        type: "Salesforce-Contact",
        id: "sf-contact-id"

In the example above, RudderStack updates the Contact object in Salesforce with id as sf-contact-id and send the traits object to Salesforce.

By default, RudderStack creates a Lead object in Salesforce and maps the traits to it, as mentioned above. For other objects, RudderStack does not modify the traits; they are sent to Salesforce as it is.

What this means in practice is that you can use RudderStack to insert or update ANY object in SFDC. Their docs could use some more elaboration though, so I’ll do my best on describing how to do it here:

Update the Accounts Object

As you can see above the context.externalId array needs to include the object you want to update. For accounts that would be type: "Salesforce-Account". If you provide an id key in the same object, RudderStack will update the record, if you omit it, RudderStack will create it. Now the ID here is not the AccountNumber field like Segment uses but rather the Salesforce internal record ID (which you can see for example in the URL when you are inside SFDC and view the record).

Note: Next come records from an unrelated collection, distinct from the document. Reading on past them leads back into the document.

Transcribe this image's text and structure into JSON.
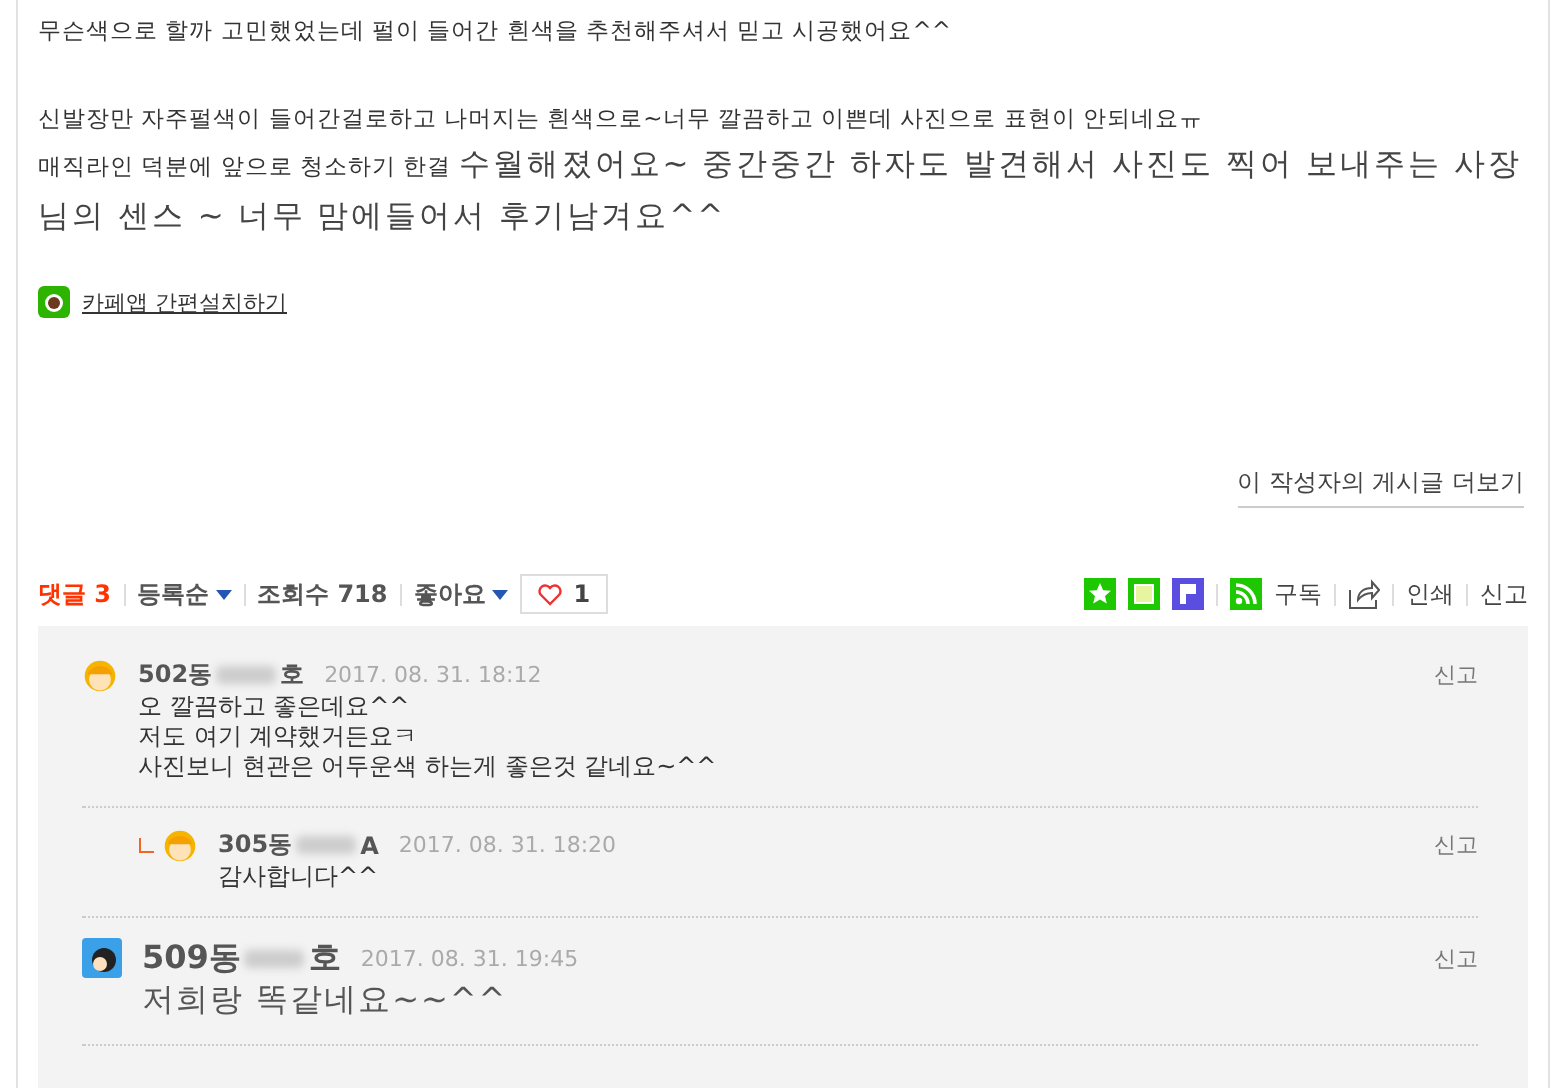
{
  "post": {
    "paragraphs": [
      [
        {
          "kind": "normal",
          "text": "무슨색으로 할까 고민했었는데  펄이 들어간 흰색을 추천해주셔서 믿고 시공했어요^^"
        }
      ],
      [
        {
          "kind": "normal",
          "text": "신발장만 자주펄색이 들어간걸로하고 나머지는 흰색으로~너무 깔끔하고 이쁜데 사진으로 표현이 안되네요ㅠ"
        }
      ],
      [
        {
          "kind": "normal",
          "text": "매직라인 덕분에 앞으로 청소하기 한결 "
        },
        {
          "kind": "large",
          "text": "수월해졌어요~ 중간중간 하자도 발견해서 사진도 찍어 보내주는 사장님의 센스 ~ 너무 맘에들어서 후기남겨요^^"
        }
      ]
    ],
    "app_link": "카페앱 간편설치하기",
    "more_posts": "이 작성자의 게시글 더보기"
  },
  "toolbar": {
    "comments_label": "댓글",
    "comments_count": "3",
    "sort": "등록순",
    "views": "조회수 718",
    "like_label": "좋아요",
    "like_count": "1",
    "subscribe": "구독",
    "print": "인쇄",
    "report": "신고"
  },
  "comments": [
    {
      "kind": "normal",
      "author": "502동",
      "author_suffix": "호",
      "date": "2017. 08. 31.  18:12",
      "lines": [
        "오 깔끔하고 좋은데요^^",
        "저도 여기 계약했거든요ㅋ",
        "사진보니 현관은 어두운색 하는게 좋은것 같네요~^^"
      ],
      "report": "신고"
    },
    {
      "kind": "reply",
      "author": "305동",
      "author_suffix": "A",
      "date": "2017. 08. 31.  18:20",
      "lines": [
        "감사합니다^^"
      ],
      "report": "신고"
    },
    {
      "kind": "large",
      "author": "509동",
      "author_suffix": "호",
      "date": "2017. 08. 31.  19:45",
      "lines": [
        "저희랑 똑같네요~~^^"
      ],
      "report": "신고"
    }
  ]
}
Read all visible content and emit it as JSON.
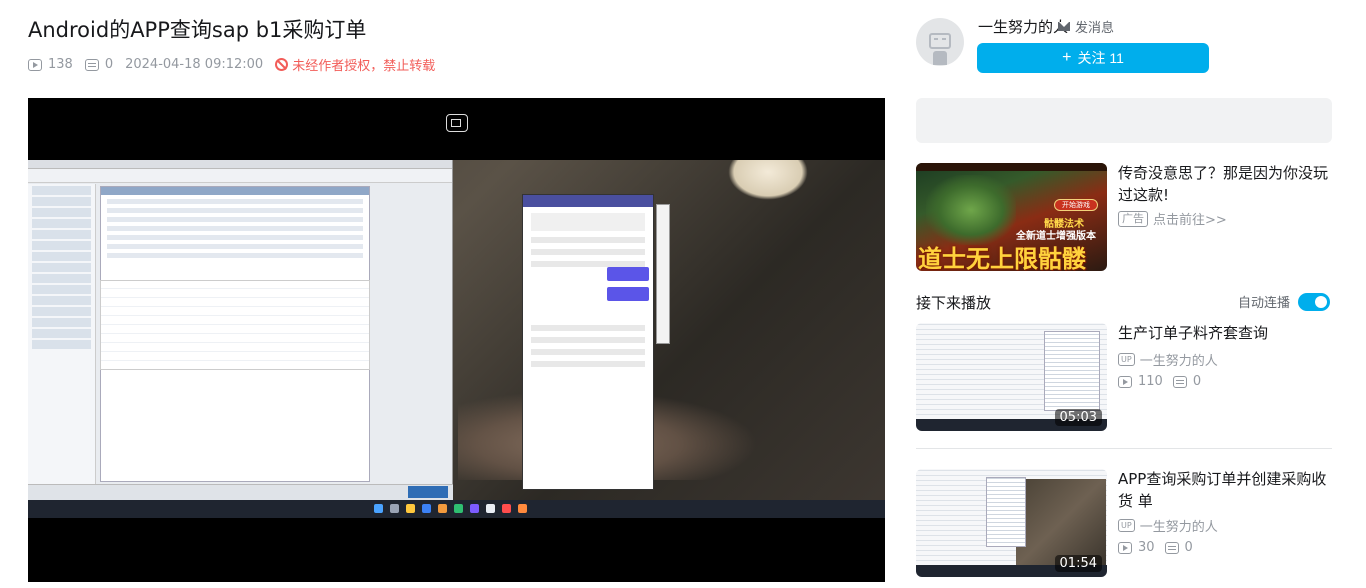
{
  "video": {
    "title": "Android的APP查询sap b1采购订单",
    "views": "138",
    "danmaku": "0",
    "pubdate": "2024-04-18 09:12:00",
    "copyright": "未经作者授权，禁止转载"
  },
  "uploader": {
    "name": "一生努力的人",
    "message_label": "发消息",
    "follow_label": "关注 11"
  },
  "ad": {
    "title": "传奇没意思了？那是因为你没玩过这款!",
    "tag": "广告",
    "action": "点击前往>>",
    "thumb_start": "开始游戏",
    "thumb_sub1": "骷髅法术",
    "thumb_sub2": "全新道士增强版本",
    "thumb_big": "道士无上限骷髅"
  },
  "recommend": {
    "label": "接下来播放",
    "autoplay_label": "自动连播",
    "autoplay_on": true,
    "items": [
      {
        "title": "生产订单子料齐套查询",
        "up": "一生努力的人",
        "views": "110",
        "danmaku": "0",
        "duration": "05:03"
      },
      {
        "title": "APP查询采购订单并创建采购收货 单",
        "up": "一生努力的人",
        "views": "30",
        "danmaku": "0",
        "duration": "01:54"
      }
    ]
  },
  "colors": {
    "accent": "#00aeec",
    "warning": "#f25d59",
    "muted": "#9499a0"
  }
}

Updating Other Objects

Simply put, as long as you include the object name in that context.externalId array like {type: "Salesforce-Opportunity", …} you can insert/update any object. The same rule as accounts applies here too. If you want to update an object you need to have the internal record ID. So how do you do that?

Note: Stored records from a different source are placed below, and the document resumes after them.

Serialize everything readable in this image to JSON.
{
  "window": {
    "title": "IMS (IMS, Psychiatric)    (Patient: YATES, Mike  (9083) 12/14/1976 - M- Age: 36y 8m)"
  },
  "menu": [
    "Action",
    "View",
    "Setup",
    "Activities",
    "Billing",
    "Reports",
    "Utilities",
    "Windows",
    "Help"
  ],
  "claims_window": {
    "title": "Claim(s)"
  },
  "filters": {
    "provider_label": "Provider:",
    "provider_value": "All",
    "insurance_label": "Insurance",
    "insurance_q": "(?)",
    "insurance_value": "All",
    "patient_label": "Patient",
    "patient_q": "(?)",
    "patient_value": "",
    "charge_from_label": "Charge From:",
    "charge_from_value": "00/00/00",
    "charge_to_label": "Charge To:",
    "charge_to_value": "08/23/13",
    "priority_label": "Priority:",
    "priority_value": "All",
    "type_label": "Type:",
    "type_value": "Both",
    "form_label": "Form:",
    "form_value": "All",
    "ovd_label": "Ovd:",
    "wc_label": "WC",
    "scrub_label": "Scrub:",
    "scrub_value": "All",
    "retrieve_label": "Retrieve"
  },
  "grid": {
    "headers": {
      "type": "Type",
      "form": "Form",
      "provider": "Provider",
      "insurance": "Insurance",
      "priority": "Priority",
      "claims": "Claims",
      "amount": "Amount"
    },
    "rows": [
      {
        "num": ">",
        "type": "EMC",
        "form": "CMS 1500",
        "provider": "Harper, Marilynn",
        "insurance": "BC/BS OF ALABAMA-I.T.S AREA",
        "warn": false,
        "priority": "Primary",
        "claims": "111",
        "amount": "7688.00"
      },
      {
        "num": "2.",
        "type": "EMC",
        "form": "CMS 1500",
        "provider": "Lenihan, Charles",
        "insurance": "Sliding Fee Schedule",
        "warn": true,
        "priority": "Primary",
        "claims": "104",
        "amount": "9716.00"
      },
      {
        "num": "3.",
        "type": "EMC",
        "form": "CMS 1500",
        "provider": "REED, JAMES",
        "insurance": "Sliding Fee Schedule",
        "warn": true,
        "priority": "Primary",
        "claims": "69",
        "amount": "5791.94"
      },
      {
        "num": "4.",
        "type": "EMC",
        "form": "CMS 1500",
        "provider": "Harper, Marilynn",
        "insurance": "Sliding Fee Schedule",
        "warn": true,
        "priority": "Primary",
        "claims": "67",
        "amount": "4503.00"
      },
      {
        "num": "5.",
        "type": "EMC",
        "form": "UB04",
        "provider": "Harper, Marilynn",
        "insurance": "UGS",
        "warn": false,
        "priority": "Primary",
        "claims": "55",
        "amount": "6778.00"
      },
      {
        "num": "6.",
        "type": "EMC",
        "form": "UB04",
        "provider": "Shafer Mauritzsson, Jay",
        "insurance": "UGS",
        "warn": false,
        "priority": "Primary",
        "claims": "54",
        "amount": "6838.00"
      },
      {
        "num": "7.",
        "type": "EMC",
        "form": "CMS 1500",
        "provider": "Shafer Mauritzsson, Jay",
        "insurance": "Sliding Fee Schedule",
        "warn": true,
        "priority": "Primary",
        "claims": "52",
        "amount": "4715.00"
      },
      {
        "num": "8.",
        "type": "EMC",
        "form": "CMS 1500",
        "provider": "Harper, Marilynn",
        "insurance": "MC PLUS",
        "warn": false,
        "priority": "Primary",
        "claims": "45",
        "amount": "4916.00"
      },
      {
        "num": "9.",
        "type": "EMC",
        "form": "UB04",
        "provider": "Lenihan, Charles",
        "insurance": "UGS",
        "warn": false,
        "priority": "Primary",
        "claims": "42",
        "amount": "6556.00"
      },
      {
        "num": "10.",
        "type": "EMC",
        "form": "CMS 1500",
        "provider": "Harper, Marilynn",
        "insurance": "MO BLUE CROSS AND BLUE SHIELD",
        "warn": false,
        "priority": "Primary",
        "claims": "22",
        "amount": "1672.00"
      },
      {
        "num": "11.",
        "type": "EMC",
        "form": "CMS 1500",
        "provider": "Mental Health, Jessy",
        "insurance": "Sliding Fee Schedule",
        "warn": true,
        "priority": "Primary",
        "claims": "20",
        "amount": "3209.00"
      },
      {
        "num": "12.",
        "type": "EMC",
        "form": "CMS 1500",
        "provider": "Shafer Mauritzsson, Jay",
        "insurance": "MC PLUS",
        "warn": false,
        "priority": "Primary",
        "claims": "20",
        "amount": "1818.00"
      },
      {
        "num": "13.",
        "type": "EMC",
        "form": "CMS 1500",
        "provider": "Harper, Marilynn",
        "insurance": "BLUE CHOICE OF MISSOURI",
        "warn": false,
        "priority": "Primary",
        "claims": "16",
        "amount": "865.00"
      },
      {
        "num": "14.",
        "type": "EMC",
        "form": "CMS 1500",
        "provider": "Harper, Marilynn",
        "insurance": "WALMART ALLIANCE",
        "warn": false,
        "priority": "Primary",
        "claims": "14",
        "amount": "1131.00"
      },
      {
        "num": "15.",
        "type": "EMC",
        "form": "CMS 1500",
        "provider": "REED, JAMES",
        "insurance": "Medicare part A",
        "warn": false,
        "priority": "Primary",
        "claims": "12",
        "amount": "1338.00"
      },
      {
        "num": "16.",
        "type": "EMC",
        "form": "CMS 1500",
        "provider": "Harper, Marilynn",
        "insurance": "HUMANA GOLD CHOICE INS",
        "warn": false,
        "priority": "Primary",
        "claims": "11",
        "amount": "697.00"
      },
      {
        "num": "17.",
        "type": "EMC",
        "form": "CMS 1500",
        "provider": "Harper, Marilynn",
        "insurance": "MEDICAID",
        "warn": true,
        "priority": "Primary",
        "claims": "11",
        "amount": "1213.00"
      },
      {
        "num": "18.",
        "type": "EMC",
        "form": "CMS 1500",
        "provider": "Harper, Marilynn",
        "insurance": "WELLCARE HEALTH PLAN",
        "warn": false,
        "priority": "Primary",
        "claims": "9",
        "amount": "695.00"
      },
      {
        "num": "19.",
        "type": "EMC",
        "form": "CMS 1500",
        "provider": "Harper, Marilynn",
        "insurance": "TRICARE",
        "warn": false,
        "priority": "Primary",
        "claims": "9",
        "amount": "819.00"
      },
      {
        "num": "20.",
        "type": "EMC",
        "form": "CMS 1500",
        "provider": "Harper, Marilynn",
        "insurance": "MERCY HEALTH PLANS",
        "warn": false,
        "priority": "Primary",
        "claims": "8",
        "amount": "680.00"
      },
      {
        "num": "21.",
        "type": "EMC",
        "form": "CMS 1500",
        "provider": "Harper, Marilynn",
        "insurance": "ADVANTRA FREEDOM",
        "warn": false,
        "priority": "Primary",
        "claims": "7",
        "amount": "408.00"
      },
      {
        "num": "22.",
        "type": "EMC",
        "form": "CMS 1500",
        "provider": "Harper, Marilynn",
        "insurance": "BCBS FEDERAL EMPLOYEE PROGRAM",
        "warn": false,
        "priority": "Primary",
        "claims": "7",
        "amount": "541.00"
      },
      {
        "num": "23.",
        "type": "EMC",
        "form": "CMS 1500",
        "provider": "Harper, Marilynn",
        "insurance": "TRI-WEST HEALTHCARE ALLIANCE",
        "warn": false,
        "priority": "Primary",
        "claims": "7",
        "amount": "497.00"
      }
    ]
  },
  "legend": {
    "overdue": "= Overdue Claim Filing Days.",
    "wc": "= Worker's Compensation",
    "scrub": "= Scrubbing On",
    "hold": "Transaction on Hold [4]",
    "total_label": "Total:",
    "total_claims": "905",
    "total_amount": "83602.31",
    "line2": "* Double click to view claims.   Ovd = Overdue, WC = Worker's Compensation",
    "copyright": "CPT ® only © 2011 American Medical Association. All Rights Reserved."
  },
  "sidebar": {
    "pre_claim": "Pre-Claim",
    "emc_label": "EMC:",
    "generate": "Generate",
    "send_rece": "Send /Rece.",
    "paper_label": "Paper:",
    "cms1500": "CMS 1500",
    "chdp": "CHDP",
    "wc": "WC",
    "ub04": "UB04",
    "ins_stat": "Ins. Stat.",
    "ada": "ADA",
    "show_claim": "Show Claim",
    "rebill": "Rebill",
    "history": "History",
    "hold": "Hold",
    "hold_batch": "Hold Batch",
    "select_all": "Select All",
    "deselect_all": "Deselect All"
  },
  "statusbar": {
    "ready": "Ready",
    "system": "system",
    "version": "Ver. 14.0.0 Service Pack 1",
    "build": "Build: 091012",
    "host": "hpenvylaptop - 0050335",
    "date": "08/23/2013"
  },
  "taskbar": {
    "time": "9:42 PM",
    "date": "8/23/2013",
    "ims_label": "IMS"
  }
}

Getting the SFDC Internal Record ID

RudderStack is proudly warehouse-first. That means they expect you to have your warehouse serve as your nerve center. So if you need the record IDs you’ll need to ETL your SFDC data into your warehouse. RudderStack offers a service they call “Cloud Extract” to do just that, but of course you are free to use any tool that does this operation for you like FiveTran or StitchData.

Once you have your SFDC data in your warehouse it is just a bit of SQL magic to join the two things together. As an example with the account object, let’s say you map your groupId to the object’s AccountNumber field, now you can easily join that in your warehouse on the groupId and retrieve the SFDC Record ID.

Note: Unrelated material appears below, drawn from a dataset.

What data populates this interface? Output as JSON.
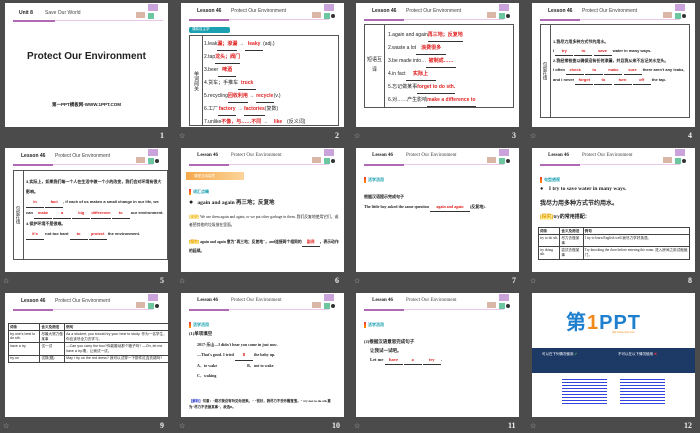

RudderStack Trade Offs - Flexibility vs Ease of Use

While it is not exactly hard to get that record ID into your warehouse, it does make it a lot harder to update non-lead objects from your event stream. With segment your group calls can be hooked up directly. In RudderStack you’d need to build some mechanism to search for a groupId and retrieve the SFDC ID if it exists. That mechanism can live in a transformation attached to your SFDC destination but it does involve a lot more setup.

Speaking of transformations, you can use them to change your event stream’s JSON payload to anything you need. Where Segment maps track calls to SFDC custom actions in a fairly rigid way, you can use RudderStack to change a random track call to update an opportunity. For example track("demo-form-submitted") could create an opportunity object for you with very little work.

Summary and Conclusion

As you can see, RudderStack’s and Segment’s core philosophies “CDP for developers” and “turn-key solution” shine through like a beacon here. If your use case is extremely standard, Segment’s integration is just that: “turn-key”. Once authenticated, it will just work. RudderStack on the other hand requires a lot more data engineering support to setup but if you heavily rely on multiple object types and relations in SFDC, it will give you the ability to do more or less anything in SFDC. Of course that also means it is a lot more breakable. For example, if you give a badly formatted timestamp string to RudderStack to push to a Date or DateTime field in SFDC, the entire call will fail, Segment will work behind the scenes to get at least the other stuff through.

So in a nutshell, just because both CDPs “support” Salesforce as a destination, doesn’t mean they work the same. Shameless plug here: That is why having a CDP consultant like OA on hand to plan your CDP purchase and data infrastructure process can save you so much pain. Just imagine buying one CDP over the other and realizing that it can only do 20% of what you need it to for a given destination. In the end you can, generally speaking, force it and make either CDP do what you want it to do, but the amount of engineering time and proverbial duct tape will differ greatly.